Editor’s Note: Ian posted this at his own site. It is a message well worth sharing. You can leave comments for him here or there.
Tomorrow, December 12th, is my birthday. I am tired. I’ve spent most of the past several days between the bed and the bathroom. Yesterday was the first day I “felt human” as it were, although I forced it at various points since then. I’m trying to maintain good spirits, and with your encouragement and God’s help, I have been successful despite the pain and bad news, especially of the last couple days.
Yesterday was fun. I was feeling good. I got a lot of work done. I was in a good mood. I even sang the hymn above while driving home from work. See, I grew up in a Church of Christ background, so hymnody is kind of a thing with me, even as I move on my path to Orthodoxy. I love singing, although I’m not terribly good I am also not terribly bad. Any man should be able to say that of himself, I think. You don’t have to be Frank Sinatra (also a 12/12 baby) but you can do better than “uhhh, I can’t sing lol.” All it takes is practice. Congregational, a-capella singing does that damn well.
In any case, yesterday was good up until I got to my house. Then everything turned to shit with great alacrity. But I still had this hymn in the back of my mind.
Horatio Spafford was a lawyer and Presbyterian elder. He was a friend of D.L. Moody. I’m not a Protestant anymore and have mixed thoughts on both Presbyterians and Moody, but generally it’s “you could do worse.” I don’t like getting into deep theology here, it’s not within the scope of this blog. He wrote this famous hymn after suffering great tragedy. See, he and his family were going to London to hang out with Moody and do the whole London Revivalist Scene in the mid-19th Century (I recently watched a good documentary on C.H. Spurgeon and it was a fascinating time, whether you agree or not), but business delayed his departure, so he sent his wife and his four daughters ahead of him on an ocean liner, and he would follow ASAP.
In a freak accident in poor weather, the ocean liner struck another vessel in the middle of the North Atlantic, and 2/3rds of the passengers on board were killed, including all four of Spafford’s daughters. His wife, upon her arrival in London, telegraphed him two words: “Saved alone.”
But this did not destroy the man. He went on to live a faithful life, and penned his famous hymn while on his voyage to rendezvous with his wife. The music was later added by Phillip Bliss, whose name is familiar to anyone of a Church of Christ background or a mid-19th-century-hymnody-fanboy (is that a thing? Do those exist?)

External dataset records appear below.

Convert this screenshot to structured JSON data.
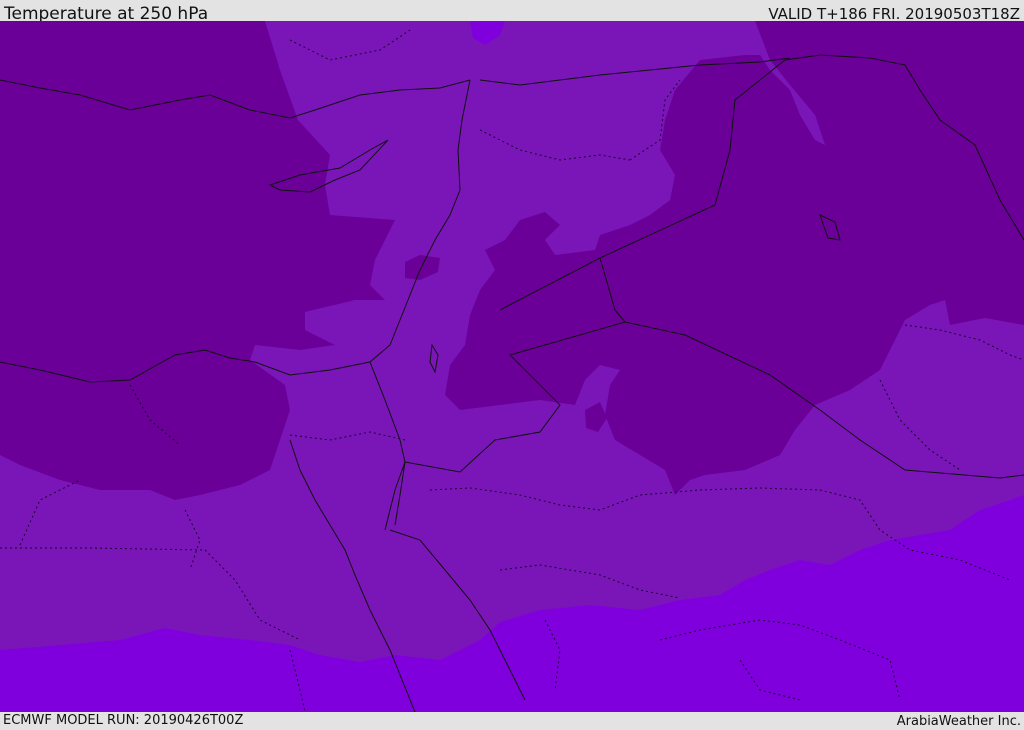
{
  "header": {
    "title": "Temperature at 250 hPa",
    "valid": "VALID T+186 FRI. 20190503T18Z"
  },
  "footer": {
    "model_run": "ECMWF MODEL RUN: 20190426T00Z",
    "credit": "ArabiaWeather Inc."
  },
  "map": {
    "fill_colors": {
      "cold": "#6a0098",
      "mid": "#7a16b8",
      "warm": "#7f00dd"
    },
    "line_color": "#111111"
  }
}
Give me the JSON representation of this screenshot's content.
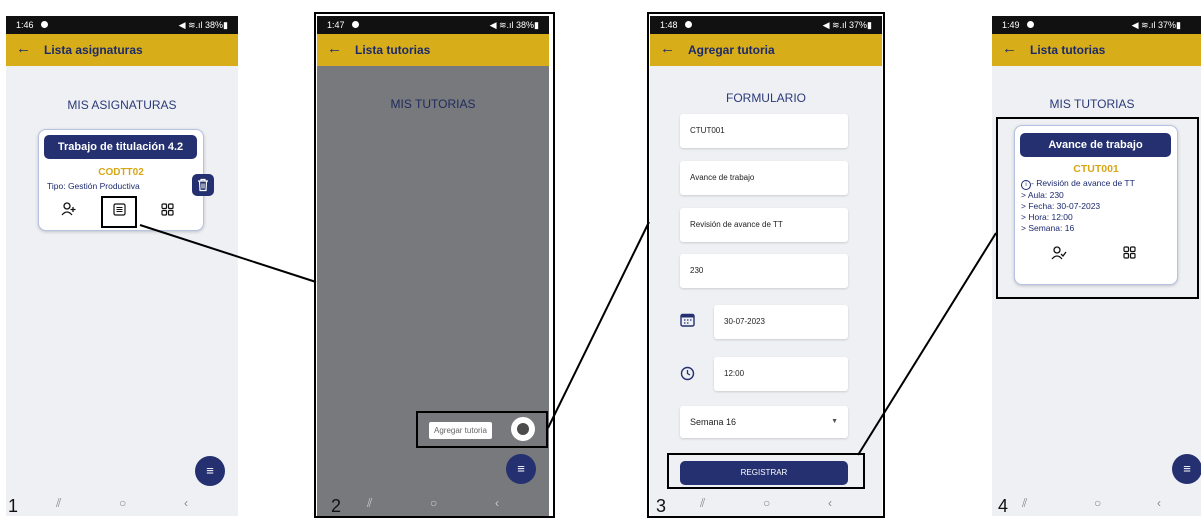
{
  "screens": [
    {
      "number": "1",
      "time": "1:46",
      "signal": "◀ ≋.ıl 38%▮",
      "appbar_title": "Lista asignaturas",
      "heading": "MIS ASIGNATURAS",
      "card": {
        "title": "Trabajo de titulación 4.2",
        "code": "CODTT02",
        "type": "Tipo: Gestión Productiva"
      },
      "icons": [
        "add-person-icon",
        "list-icon",
        "grid-icon",
        "trash-icon"
      ]
    },
    {
      "number": "2",
      "time": "1:47",
      "signal": "◀ ≋.ıl 38%▮",
      "appbar_title": "Lista tutorias",
      "heading": "MIS TUTORIAS",
      "add_label": "Agregar tutoria"
    },
    {
      "number": "3",
      "time": "1:48",
      "signal": "◀ ≋.ıl 37%▮",
      "appbar_title": "Agregar tutoria",
      "heading": "FORMULARIO",
      "fields": {
        "code": "CTUT001",
        "name": "Avance de trabajo",
        "description": "Revisión de avance de TT",
        "room": "230",
        "date": "30-07-2023",
        "hour": "12:00",
        "week": "Semana 16"
      },
      "submit_label": "REGISTRAR"
    },
    {
      "number": "4",
      "time": "1:49",
      "signal": "◀ ≋.ıl 37%▮",
      "appbar_title": "Lista tutorias",
      "heading": "MIS TUTORIAS",
      "card": {
        "title": "Avance de trabajo",
        "code": "CTUT001",
        "desc": "- Revisión de avance de TT",
        "aula": "Aula: 230",
        "fecha": "Fecha: 30-07-2023",
        "hora": "Hora: 12:00",
        "semana": "Semana: 16"
      }
    }
  ],
  "colors": {
    "appbar": "#d8ad1a",
    "primary": "#243070",
    "accent_code": "#d6a717",
    "overlay": "#77797d"
  }
}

It Is Well With My Soul
When peace, like a river, attendeth my way,
When sorrows like sea billows roll;
Whatever my lot, Thou hast taught me to say,
It is well, it is well with my soul.
(Refrain:) It is well (it is well),
with my soul (with my soul),
It is well, it is well with my soul.
Though Satan should buffet, though trials should come,
Let this blest assurance control,
That Christ hath regarded my helpless estate,
And hath shed His own blood for my soul.
My sin, oh the bliss of this glorious thought!
My sin, not in part but the whole,
Is nailed to His cross, and I bear it no more,
Praise the Lord, praise the Lord, O my soul!
For me, be it Christ, be it Christ hence to live:
If Jordan above me shall roll,
No pain shall be mine, for in death as in life
Thou wilt whisper Thy peace to my soul.
And Lord haste the day, when the faith shall be sight,
The clouds be rolled back as a scroll;
The trump shall resound, and the Lord shall descend,
Even so, it is well with my soul.
Now, my life has had its share of loss. And things suck right now. But I can always have faith in our Lord and Savior that He will see me through. And I will always love, and be inspired by this hymn.